### Your instructions
Filter the listing below for "wrench" and report every line that has it.

====== Extracted records ======

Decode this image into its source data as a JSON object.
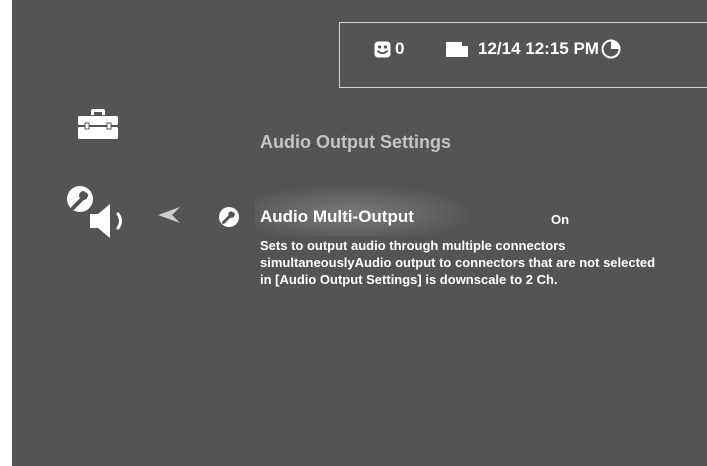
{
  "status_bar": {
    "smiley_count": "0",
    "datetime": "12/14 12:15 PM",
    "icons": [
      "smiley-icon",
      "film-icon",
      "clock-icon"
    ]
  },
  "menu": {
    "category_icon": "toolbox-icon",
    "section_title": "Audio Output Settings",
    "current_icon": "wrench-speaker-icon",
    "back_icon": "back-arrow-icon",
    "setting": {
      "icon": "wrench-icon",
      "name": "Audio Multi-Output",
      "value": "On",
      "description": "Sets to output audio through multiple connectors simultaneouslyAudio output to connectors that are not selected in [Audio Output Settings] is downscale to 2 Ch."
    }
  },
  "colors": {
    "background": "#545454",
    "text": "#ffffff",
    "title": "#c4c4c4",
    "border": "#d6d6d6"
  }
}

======

### Result below
    "current_icon": "wrench-speaker-icon",
      "icon": "wrench-icon",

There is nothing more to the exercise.